Some of these young women have been identified as: Paniz Johari, Pegah Johari, Roxana Karamzadeh, Taranom Haghighi, Parnia Misaghi, Bahareh Rahmani, Zohreh Fazli, Sama Safari, Pegah Sirousian, Afrouz Zabihi, Ava Sadeghian, Mahna Moslemi, Ghazal.
Many reports indicate that far fewer girls than boys are completing – or even going into – education. In addition to national legislation, the state has moved forward with other initiatives that restrict women’s ability to participate in public life. Most notably, the state has promoted gender-based university admissions policies that are highly discriminatory to women.
Ironically, the Islamic Republic has long pointed to the expansion of women’s education as one of its crowning achievements. Yet the success of female education in Iran, especially the expansion of women’s university attendance, triggered a reactionary backlash that came to fruition under the (previous) hardline administration of Mahmoud Ahmadinejad.
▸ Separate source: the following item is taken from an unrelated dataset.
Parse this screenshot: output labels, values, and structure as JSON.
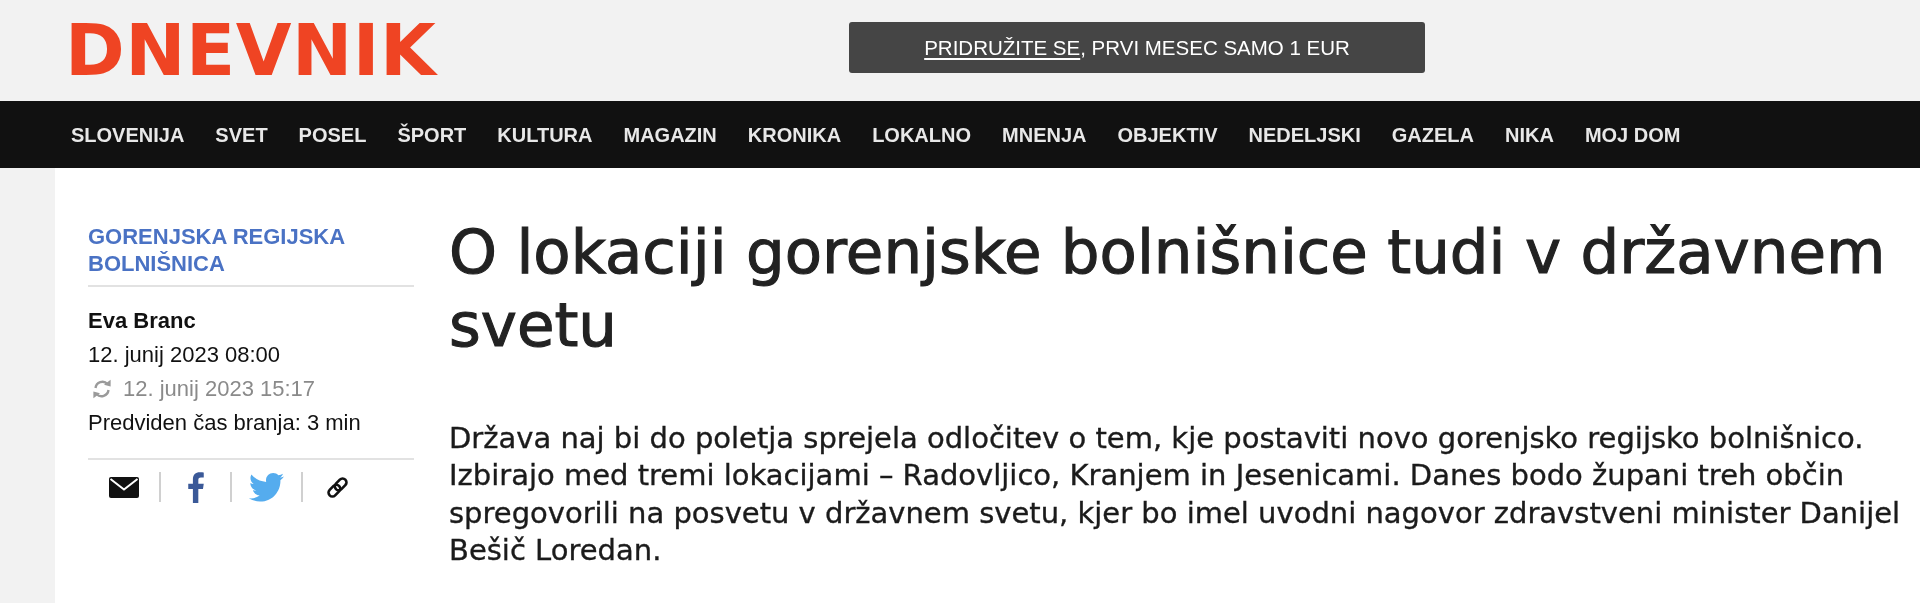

Conservative government officials and clerics came to view female education as a threat to traditional Islamic values, particularly regarding commitment to the family and willingness to marry and bear children. They linked university-level education and the professional opportunities it created to an increasing divorce rate and plummeting fertility rate. Restricting women’s access to areas of study in higher education thus became a policy priority.